◆ Work to be completed
Collect every line of the records below that contains the word "JSON".
##### Record excerpts
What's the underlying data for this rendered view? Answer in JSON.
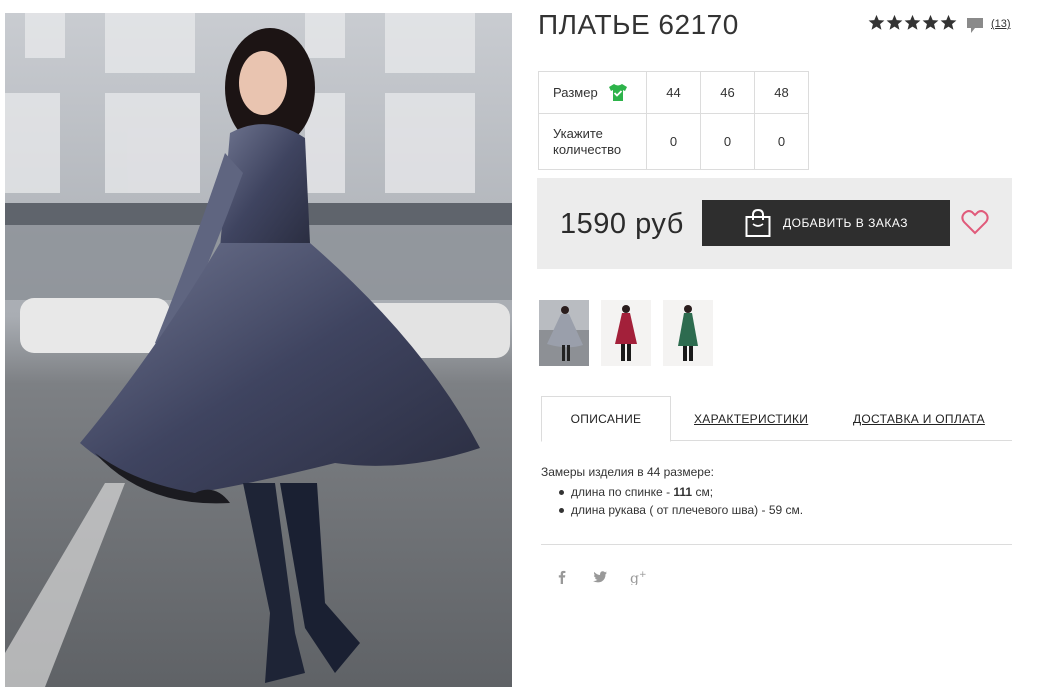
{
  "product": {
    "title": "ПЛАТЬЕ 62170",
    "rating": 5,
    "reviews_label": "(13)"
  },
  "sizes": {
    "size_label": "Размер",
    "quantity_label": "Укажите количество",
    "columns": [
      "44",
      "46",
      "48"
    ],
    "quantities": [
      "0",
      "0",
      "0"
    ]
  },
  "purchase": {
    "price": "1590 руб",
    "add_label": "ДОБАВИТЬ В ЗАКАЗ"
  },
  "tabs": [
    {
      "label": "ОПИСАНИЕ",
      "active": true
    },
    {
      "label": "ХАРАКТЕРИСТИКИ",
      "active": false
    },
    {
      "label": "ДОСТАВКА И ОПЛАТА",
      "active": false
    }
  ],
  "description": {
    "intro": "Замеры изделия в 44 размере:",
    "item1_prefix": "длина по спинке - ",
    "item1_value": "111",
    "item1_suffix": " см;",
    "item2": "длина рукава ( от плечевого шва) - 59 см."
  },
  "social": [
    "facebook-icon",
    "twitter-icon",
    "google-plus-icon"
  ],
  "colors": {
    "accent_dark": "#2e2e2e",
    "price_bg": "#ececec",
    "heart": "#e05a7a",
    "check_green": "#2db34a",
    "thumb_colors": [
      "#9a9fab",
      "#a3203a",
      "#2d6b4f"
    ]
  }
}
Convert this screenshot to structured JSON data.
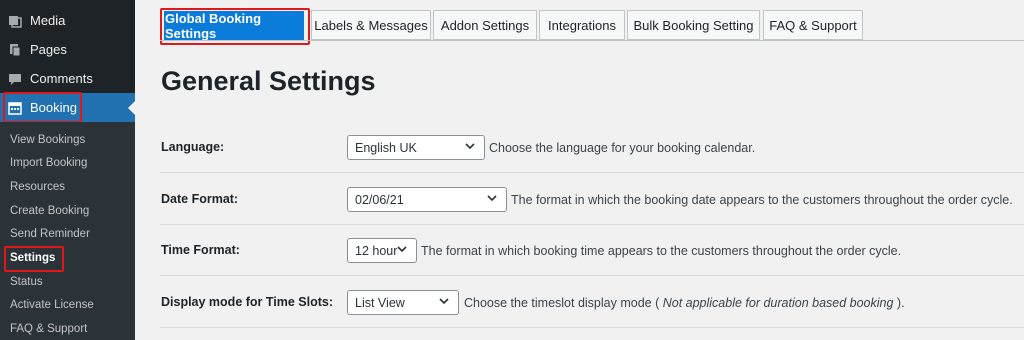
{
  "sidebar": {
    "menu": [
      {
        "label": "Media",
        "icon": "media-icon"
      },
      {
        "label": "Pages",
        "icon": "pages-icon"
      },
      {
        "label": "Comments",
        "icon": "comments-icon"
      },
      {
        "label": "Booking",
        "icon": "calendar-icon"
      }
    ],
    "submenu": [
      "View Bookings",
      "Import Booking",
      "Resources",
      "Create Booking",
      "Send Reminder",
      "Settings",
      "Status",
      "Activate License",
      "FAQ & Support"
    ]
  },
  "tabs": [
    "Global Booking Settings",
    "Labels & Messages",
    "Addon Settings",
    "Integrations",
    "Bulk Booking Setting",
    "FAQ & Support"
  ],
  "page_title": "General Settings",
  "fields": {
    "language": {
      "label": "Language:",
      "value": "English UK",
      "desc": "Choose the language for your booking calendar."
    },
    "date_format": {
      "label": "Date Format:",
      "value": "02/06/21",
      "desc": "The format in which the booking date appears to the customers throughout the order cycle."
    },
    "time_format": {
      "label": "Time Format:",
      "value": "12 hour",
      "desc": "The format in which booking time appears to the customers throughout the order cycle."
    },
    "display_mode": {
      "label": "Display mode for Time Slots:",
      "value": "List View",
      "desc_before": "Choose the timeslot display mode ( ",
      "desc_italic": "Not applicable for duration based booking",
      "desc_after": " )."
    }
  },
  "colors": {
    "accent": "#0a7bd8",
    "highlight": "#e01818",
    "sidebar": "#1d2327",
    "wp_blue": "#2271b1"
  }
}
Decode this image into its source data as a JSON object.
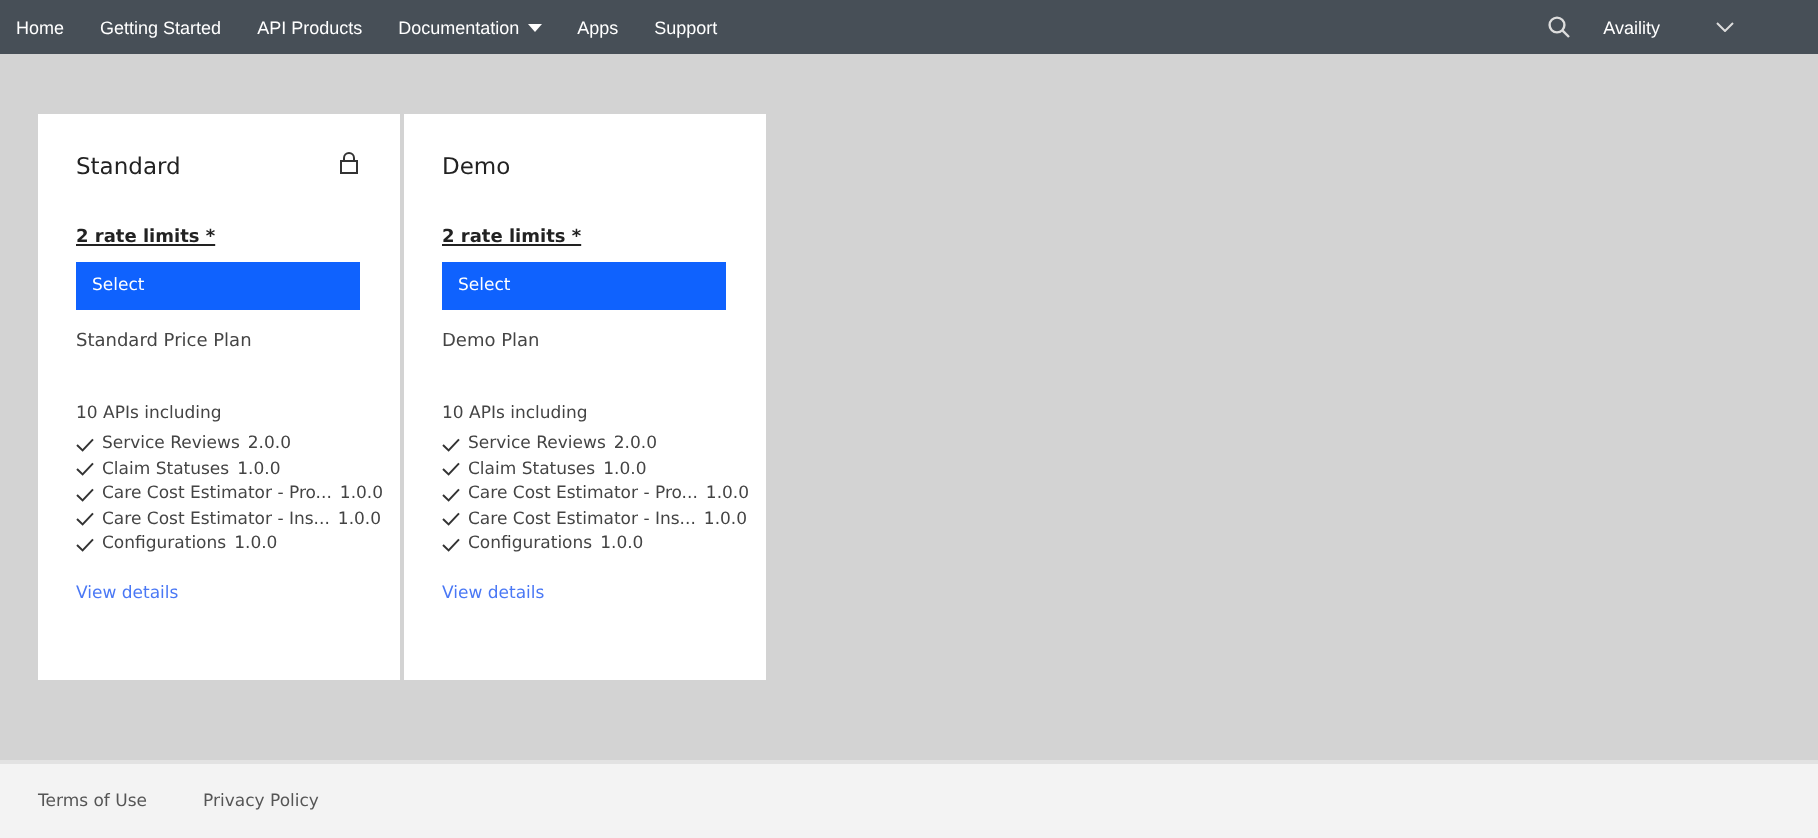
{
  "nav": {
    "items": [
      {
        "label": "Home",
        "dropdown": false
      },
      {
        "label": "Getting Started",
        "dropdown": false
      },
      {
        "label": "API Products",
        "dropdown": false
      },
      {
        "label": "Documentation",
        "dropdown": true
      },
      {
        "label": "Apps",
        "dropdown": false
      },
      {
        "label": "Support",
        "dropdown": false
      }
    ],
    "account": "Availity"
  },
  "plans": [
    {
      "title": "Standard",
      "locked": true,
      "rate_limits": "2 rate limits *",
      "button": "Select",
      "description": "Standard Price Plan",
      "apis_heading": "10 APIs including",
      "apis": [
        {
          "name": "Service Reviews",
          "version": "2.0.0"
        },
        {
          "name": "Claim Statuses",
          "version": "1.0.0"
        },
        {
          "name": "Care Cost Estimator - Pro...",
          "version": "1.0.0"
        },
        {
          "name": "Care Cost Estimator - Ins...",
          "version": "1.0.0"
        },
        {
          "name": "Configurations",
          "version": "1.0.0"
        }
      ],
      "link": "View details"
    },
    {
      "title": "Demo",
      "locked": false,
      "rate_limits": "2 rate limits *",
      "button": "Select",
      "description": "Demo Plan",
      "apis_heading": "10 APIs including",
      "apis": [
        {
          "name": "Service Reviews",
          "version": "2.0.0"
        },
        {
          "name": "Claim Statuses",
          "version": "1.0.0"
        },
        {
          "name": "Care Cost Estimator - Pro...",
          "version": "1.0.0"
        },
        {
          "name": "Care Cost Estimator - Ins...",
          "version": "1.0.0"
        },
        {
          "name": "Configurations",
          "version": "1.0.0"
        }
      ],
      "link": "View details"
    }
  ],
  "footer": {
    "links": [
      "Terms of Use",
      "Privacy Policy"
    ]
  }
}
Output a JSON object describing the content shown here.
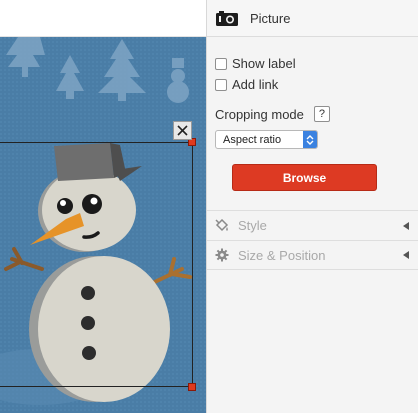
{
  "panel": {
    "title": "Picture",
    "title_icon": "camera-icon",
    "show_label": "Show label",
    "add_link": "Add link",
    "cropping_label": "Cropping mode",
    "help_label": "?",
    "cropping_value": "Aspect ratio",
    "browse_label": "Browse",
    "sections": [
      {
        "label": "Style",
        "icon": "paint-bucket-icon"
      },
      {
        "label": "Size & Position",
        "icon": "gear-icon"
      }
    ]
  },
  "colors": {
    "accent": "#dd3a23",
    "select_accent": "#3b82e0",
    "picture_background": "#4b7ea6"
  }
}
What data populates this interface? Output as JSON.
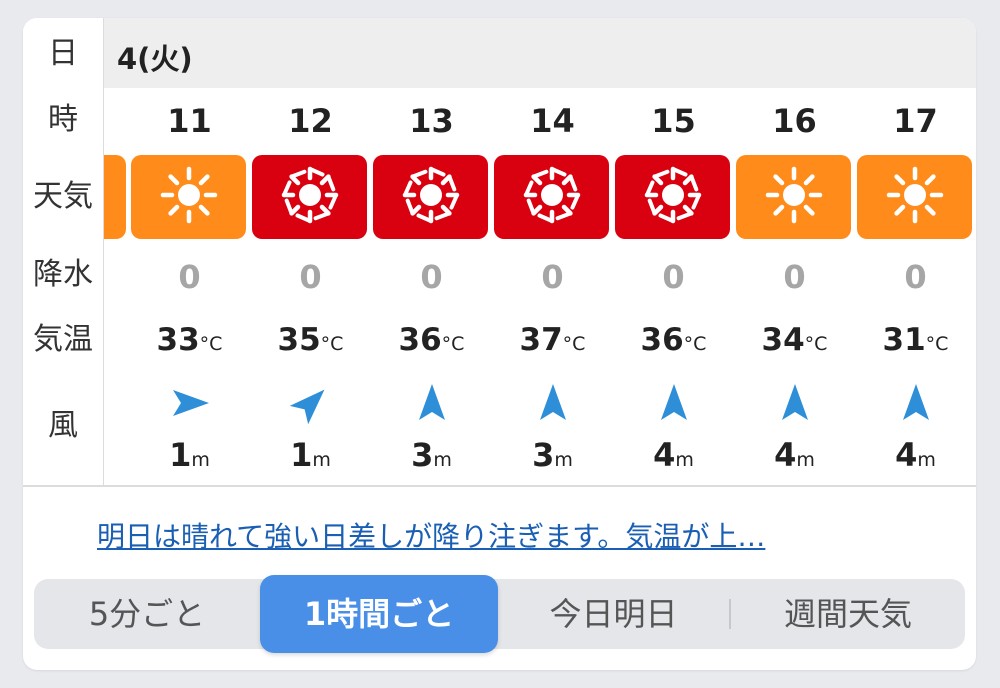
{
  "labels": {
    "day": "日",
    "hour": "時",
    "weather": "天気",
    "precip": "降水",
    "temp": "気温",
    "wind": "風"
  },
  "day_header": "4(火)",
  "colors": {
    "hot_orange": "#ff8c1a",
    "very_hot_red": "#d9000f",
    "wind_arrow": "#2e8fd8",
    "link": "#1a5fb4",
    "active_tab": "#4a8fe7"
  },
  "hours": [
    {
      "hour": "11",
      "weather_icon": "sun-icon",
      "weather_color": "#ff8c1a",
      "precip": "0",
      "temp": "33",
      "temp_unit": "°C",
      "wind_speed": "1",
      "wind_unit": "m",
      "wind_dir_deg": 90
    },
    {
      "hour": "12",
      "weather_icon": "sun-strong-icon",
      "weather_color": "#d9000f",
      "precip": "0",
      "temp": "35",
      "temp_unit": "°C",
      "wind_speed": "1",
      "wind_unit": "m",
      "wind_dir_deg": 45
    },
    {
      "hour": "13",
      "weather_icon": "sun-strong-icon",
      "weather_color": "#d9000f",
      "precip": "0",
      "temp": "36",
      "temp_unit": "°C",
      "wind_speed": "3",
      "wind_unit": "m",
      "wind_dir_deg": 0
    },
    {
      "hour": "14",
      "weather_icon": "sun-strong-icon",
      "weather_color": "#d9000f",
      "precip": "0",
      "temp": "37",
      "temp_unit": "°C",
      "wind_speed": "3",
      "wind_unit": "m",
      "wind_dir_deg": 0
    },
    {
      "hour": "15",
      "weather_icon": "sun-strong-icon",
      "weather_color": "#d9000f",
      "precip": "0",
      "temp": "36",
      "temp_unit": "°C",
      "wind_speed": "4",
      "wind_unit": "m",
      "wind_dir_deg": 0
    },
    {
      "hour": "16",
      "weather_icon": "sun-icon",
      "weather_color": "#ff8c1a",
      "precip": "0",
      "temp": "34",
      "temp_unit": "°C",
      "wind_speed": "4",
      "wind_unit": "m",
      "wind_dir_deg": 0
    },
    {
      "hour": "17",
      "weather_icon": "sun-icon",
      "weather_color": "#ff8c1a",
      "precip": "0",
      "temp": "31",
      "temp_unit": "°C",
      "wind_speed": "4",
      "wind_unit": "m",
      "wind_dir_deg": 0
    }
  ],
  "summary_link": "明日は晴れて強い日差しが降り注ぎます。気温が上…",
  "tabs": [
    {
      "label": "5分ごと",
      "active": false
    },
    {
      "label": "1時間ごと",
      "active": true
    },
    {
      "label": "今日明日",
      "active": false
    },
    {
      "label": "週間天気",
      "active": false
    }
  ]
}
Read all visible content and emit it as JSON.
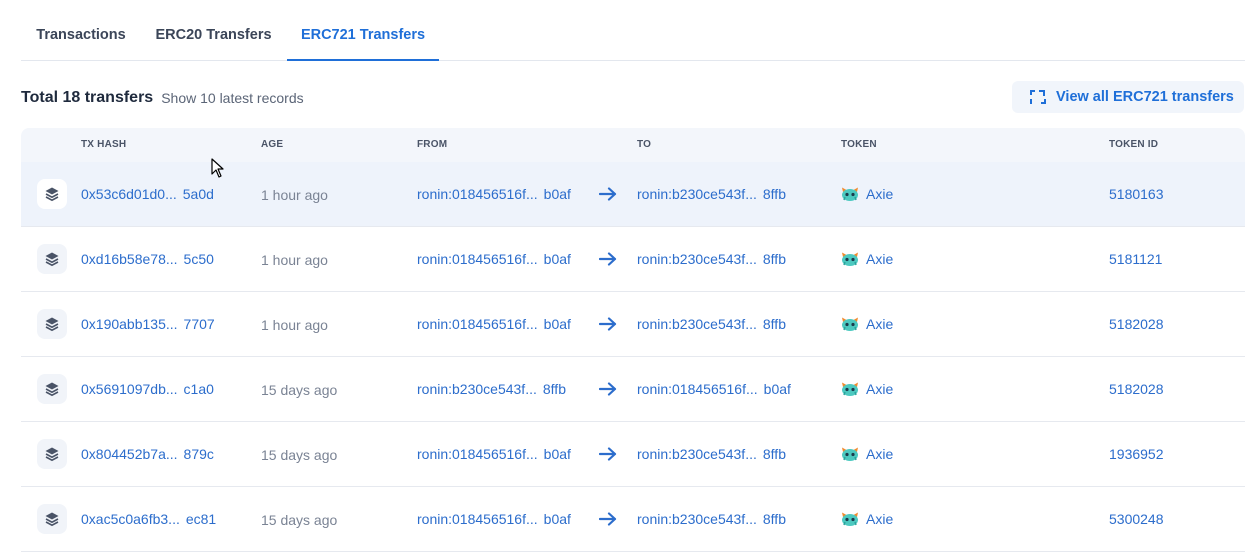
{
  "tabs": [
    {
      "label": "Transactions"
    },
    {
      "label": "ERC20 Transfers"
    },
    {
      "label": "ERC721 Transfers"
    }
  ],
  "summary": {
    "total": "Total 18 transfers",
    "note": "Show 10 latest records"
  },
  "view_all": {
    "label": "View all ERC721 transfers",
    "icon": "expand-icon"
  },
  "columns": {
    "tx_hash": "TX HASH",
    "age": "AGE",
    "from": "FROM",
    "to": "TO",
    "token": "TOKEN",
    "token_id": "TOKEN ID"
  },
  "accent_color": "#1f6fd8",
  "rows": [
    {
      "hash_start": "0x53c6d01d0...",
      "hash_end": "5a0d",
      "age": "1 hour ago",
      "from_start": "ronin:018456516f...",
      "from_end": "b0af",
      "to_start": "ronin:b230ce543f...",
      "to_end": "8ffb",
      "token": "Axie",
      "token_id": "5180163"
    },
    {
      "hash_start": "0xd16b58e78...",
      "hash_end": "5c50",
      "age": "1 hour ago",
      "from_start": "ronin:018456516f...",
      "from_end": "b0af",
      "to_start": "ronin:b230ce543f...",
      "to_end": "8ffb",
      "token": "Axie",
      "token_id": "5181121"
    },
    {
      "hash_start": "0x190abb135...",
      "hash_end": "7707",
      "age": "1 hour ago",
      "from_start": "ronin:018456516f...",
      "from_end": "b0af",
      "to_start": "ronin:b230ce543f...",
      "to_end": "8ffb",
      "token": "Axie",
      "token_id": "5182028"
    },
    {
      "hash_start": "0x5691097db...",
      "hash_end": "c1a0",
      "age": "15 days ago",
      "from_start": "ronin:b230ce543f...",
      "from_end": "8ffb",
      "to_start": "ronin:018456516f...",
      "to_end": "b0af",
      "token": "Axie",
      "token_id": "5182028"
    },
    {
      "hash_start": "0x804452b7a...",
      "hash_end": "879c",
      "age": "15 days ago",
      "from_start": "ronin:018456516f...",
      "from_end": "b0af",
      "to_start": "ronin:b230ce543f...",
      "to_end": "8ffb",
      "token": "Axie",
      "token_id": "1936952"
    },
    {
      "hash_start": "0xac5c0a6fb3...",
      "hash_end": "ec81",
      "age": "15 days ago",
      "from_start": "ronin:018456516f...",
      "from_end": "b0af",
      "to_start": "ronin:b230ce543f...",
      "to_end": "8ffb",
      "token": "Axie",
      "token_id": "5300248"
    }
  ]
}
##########
◆ Task result
What's the underlying data for this rendered view? Answer in JSON.
Convert this screenshot to structured JSON data.
Decode this image into its source data as a JSON object.
Output a JSON object describing the content shown here.
What data populates this interface? Output as JSON.
Read all visible content and emit it as JSON.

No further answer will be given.